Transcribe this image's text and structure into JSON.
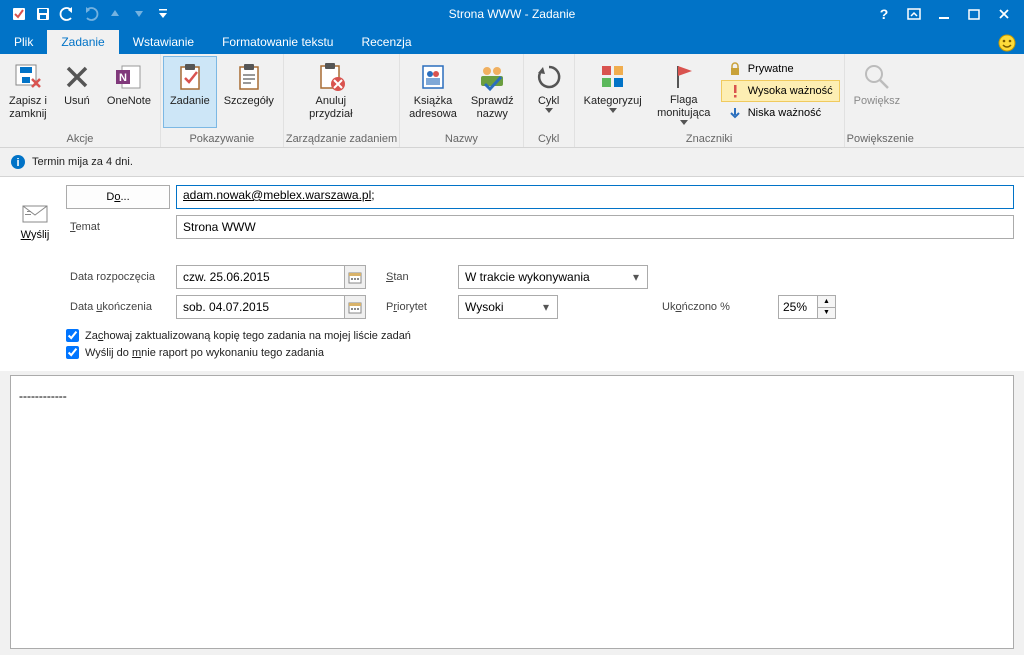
{
  "window": {
    "title": "Strona WWW - Zadanie"
  },
  "tabs": {
    "file": "Plik",
    "task": "Zadanie",
    "insert": "Wstawianie",
    "format": "Formatowanie tekstu",
    "review": "Recenzja"
  },
  "ribbon": {
    "groups": {
      "actions": "Akcje",
      "show": "Pokazywanie",
      "manage": "Zarządzanie zadaniem",
      "names": "Nazwy",
      "recurrence": "Cykl",
      "tags": "Znaczniki",
      "zoom": "Powiększenie"
    },
    "save_close": "Zapisz i\nzamknij",
    "delete": "Usuń",
    "onenote": "OneNote",
    "task": "Zadanie",
    "details": "Szczegóły",
    "cancel_assign": "Anuluj\nprzydział",
    "address_book": "Książka\nadresowa",
    "check_names": "Sprawdź\nnazwy",
    "recurrence_btn": "Cykl",
    "categorize": "Kategoryzuj",
    "flag": "Flaga\nmonitująca",
    "private": "Prywatne",
    "high_imp": "Wysoka ważność",
    "low_imp": "Niska ważność",
    "zoom_btn": "Powiększ"
  },
  "infobar": "Termin mija za 4 dni.",
  "form": {
    "send": "Wyślij",
    "to_label": "Do...",
    "to_value": "adam.nowak@meblex.warszawa.pl",
    "subject_label": "Temat",
    "subject_value": "Strona WWW",
    "start_label": "Data rozpoczęcia",
    "start_value": "czw. 25.06.2015",
    "due_label": "Data ukończenia",
    "due_value": "sob. 04.07.2015",
    "status_label": "Stan",
    "status_value": "W trakcie wykonywania",
    "priority_label": "Priorytet",
    "priority_value": "Wysoki",
    "complete_label": "Ukończono %",
    "complete_value": "25%",
    "check1": "Zachowaj zaktualizowaną kopię tego zadania na mojej liście zadań",
    "check2": "Wyślij do mnie raport po wykonaniu tego zadania"
  },
  "body": "------------"
}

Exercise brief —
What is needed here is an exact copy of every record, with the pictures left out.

Expected answer —
Transcribe this image's text and structure into JSON.
{
  "window": {
    "title": "Strona WWW - Zadanie"
  },
  "tabs": {
    "file": "Plik",
    "task": "Zadanie",
    "insert": "Wstawianie",
    "format": "Formatowanie tekstu",
    "review": "Recenzja"
  },
  "ribbon": {
    "groups": {
      "actions": "Akcje",
      "show": "Pokazywanie",
      "manage": "Zarządzanie zadaniem",
      "names": "Nazwy",
      "recurrence": "Cykl",
      "tags": "Znaczniki",
      "zoom": "Powiększenie"
    },
    "save_close": "Zapisz i\nzamknij",
    "delete": "Usuń",
    "onenote": "OneNote",
    "task": "Zadanie",
    "details": "Szczegóły",
    "cancel_assign": "Anuluj\nprzydział",
    "address_book": "Książka\nadresowa",
    "check_names": "Sprawdź\nnazwy",
    "recurrence_btn": "Cykl",
    "categorize": "Kategoryzuj",
    "flag": "Flaga\nmonitująca",
    "private": "Prywatne",
    "high_imp": "Wysoka ważność",
    "low_imp": "Niska ważność",
    "zoom_btn": "Powiększ"
  },
  "infobar": "Termin mija za 4 dni.",
  "form": {
    "send": "Wyślij",
    "to_label": "Do...",
    "to_value": "adam.nowak@meblex.warszawa.pl",
    "subject_label": "Temat",
    "subject_value": "Strona WWW",
    "start_label": "Data rozpoczęcia",
    "start_value": "czw. 25.06.2015",
    "due_label": "Data ukończenia",
    "due_value": "sob. 04.07.2015",
    "status_label": "Stan",
    "status_value": "W trakcie wykonywania",
    "priority_label": "Priorytet",
    "priority_value": "Wysoki",
    "complete_label": "Ukończono %",
    "complete_value": "25%",
    "check1": "Zachowaj zaktualizowaną kopię tego zadania na mojej liście zadań",
    "check2": "Wyślij do mnie raport po wykonaniu tego zadania"
  },
  "body": "------------"
}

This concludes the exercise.